Problem → As you look over the data below, please find each line where the word "Pearson" appears, then copy it.

______________________________

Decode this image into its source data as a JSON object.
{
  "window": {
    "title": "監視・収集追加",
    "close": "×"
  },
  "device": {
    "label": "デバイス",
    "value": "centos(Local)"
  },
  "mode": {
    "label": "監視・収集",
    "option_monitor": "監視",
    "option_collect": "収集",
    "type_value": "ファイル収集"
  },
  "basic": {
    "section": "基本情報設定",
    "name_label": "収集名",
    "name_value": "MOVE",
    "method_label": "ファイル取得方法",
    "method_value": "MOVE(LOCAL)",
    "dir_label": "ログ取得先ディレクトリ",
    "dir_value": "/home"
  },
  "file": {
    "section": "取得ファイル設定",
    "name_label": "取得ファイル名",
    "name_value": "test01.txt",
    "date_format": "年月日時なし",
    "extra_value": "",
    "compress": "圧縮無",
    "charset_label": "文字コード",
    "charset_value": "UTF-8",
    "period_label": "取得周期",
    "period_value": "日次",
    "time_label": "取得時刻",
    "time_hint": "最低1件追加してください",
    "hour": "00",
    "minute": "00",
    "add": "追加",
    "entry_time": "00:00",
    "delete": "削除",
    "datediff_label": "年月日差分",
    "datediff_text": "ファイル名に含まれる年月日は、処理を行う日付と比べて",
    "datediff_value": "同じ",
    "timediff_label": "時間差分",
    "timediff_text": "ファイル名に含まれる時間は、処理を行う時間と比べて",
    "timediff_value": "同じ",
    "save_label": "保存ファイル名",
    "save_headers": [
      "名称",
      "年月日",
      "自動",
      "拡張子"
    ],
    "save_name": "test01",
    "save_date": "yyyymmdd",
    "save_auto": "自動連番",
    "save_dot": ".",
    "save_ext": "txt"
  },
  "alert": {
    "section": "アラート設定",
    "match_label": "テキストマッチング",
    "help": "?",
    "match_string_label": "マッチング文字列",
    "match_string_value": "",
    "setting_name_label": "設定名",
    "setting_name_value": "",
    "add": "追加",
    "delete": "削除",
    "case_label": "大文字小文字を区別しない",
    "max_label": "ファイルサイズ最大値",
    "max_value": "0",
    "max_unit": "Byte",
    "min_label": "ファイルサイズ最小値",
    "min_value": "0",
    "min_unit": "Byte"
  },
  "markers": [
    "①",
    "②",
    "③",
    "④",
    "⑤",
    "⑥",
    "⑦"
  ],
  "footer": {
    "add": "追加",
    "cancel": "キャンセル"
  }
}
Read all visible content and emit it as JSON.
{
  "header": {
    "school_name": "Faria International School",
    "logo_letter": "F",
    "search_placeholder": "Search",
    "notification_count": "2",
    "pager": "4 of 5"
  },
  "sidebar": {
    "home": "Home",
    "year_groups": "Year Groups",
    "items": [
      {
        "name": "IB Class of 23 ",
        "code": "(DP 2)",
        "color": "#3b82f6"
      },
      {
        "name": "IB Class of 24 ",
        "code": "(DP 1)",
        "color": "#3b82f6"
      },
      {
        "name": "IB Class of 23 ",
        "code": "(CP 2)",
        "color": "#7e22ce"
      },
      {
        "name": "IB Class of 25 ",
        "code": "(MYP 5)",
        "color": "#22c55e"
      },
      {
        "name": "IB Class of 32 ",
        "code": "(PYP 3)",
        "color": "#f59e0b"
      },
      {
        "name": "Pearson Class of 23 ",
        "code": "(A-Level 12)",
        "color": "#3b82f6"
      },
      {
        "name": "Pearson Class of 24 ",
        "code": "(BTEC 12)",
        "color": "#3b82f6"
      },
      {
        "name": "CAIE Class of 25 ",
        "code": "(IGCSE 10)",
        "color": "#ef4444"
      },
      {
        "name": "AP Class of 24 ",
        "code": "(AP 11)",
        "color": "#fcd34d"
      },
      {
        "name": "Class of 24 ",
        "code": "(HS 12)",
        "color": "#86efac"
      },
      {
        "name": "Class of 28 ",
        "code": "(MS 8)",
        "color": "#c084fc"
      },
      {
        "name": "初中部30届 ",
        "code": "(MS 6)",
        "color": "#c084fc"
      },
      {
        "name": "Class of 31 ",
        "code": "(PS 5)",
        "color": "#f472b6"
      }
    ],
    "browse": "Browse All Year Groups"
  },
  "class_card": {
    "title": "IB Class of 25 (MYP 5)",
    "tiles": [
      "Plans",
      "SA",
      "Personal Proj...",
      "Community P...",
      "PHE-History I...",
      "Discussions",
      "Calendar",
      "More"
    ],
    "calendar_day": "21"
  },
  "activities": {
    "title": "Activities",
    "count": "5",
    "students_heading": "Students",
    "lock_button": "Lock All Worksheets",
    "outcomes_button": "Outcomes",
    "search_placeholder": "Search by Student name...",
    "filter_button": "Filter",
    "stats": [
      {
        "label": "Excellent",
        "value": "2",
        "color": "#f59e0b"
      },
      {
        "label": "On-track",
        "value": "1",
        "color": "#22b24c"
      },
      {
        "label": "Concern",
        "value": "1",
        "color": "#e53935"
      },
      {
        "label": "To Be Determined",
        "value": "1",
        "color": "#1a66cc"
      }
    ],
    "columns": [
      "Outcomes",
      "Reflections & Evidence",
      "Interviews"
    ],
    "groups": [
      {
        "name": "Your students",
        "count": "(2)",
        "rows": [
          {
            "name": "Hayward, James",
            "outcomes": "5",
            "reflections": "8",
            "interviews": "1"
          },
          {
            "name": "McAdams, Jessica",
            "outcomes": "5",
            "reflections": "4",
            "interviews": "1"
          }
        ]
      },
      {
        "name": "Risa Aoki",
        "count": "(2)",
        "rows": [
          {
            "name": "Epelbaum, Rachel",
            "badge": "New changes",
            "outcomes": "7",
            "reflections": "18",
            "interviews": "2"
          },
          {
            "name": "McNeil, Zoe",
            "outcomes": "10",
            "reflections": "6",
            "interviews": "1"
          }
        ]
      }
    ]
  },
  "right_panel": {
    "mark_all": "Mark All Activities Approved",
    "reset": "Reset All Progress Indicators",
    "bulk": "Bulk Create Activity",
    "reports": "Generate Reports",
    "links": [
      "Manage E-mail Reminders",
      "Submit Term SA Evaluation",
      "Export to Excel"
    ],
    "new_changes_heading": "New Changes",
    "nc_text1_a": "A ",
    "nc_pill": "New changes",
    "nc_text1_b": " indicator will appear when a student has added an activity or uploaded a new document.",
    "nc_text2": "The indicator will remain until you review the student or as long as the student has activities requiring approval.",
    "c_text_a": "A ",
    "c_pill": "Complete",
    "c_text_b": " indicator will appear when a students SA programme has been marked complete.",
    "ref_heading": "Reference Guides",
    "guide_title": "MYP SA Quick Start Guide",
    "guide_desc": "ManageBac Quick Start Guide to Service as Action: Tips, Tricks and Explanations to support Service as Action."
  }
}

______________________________

Solution to this task →
        "name": "Pearson Class of 23 ",
        "name": "Pearson Class of 24 ",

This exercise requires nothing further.